* **REQUIRED WORK**
Records follow. Pull out every line that contains "Protection".

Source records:
▼

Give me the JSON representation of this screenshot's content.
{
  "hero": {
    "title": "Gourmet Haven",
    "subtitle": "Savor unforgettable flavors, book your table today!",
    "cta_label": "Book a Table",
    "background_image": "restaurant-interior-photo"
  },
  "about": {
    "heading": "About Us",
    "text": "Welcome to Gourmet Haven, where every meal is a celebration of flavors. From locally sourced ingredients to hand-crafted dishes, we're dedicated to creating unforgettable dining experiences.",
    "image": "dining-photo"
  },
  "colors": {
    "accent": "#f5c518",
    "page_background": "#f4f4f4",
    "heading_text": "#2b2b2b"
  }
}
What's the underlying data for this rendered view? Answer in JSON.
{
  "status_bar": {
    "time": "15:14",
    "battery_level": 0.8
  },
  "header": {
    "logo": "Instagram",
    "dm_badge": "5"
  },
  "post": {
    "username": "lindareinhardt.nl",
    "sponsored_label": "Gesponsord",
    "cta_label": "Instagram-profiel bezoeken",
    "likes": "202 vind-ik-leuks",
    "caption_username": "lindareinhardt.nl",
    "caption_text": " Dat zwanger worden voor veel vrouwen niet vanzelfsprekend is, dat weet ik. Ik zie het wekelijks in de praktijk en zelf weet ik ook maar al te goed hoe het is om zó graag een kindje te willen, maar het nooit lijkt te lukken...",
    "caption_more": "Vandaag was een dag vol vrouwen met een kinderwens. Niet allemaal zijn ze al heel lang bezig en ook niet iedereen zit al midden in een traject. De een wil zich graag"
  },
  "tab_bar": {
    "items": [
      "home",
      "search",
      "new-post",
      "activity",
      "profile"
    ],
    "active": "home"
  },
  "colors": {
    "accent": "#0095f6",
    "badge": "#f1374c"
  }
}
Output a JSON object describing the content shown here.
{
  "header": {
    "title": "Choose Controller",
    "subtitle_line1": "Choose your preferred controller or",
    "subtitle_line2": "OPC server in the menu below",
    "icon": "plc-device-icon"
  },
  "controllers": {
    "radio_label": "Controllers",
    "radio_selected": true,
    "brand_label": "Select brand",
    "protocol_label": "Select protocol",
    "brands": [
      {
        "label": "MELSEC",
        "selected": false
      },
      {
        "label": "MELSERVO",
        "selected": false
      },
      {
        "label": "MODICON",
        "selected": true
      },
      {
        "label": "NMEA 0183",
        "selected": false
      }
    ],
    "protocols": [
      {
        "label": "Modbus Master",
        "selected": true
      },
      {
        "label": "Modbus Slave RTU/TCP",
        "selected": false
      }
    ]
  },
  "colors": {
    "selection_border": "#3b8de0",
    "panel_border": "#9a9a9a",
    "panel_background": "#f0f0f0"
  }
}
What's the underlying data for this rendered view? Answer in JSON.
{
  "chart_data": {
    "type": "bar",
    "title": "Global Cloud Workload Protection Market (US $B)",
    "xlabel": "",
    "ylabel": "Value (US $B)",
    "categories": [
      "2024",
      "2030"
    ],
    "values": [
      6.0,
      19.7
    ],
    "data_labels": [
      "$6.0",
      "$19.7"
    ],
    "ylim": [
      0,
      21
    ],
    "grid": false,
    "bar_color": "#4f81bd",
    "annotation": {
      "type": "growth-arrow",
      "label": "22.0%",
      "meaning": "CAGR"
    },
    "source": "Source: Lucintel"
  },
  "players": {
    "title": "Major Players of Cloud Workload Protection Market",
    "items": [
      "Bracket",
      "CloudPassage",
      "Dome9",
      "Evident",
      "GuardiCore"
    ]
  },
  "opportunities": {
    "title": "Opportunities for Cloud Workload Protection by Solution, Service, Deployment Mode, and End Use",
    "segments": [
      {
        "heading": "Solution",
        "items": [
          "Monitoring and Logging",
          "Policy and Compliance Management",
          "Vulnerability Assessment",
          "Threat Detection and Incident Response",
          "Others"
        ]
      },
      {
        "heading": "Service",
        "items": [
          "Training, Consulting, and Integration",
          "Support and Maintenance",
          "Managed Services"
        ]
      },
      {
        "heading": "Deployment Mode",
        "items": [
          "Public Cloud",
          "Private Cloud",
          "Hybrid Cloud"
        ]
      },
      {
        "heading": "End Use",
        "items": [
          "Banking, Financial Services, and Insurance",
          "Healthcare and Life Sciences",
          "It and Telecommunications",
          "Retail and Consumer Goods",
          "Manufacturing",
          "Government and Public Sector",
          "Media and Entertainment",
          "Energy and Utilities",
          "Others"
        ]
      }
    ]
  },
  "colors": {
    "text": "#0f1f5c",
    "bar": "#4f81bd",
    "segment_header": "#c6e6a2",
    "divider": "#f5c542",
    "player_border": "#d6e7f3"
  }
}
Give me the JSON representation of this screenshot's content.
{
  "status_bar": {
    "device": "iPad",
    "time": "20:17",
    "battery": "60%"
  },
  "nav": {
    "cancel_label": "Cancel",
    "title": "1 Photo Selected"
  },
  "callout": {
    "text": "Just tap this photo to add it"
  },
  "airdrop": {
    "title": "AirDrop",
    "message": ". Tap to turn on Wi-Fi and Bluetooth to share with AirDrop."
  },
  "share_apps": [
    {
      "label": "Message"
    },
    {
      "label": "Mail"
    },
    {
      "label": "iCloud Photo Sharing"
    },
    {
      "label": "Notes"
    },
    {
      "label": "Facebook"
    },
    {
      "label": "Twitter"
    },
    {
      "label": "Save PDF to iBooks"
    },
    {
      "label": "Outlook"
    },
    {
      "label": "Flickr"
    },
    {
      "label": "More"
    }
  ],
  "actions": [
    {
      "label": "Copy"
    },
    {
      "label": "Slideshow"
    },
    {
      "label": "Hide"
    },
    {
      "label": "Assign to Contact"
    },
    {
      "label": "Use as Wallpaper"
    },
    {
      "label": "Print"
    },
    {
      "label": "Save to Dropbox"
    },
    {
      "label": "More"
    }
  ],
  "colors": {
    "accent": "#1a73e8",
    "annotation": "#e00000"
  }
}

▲

* **ANSWER SPACE**
    "title": "Global Cloud Workload Protection Market (US $B)",
    "title": "Major Players of Cloud Workload Protection Market",
    "title": "Opportunities for Cloud Workload Protection by Solution, Service, Deployment Mode, and End Use",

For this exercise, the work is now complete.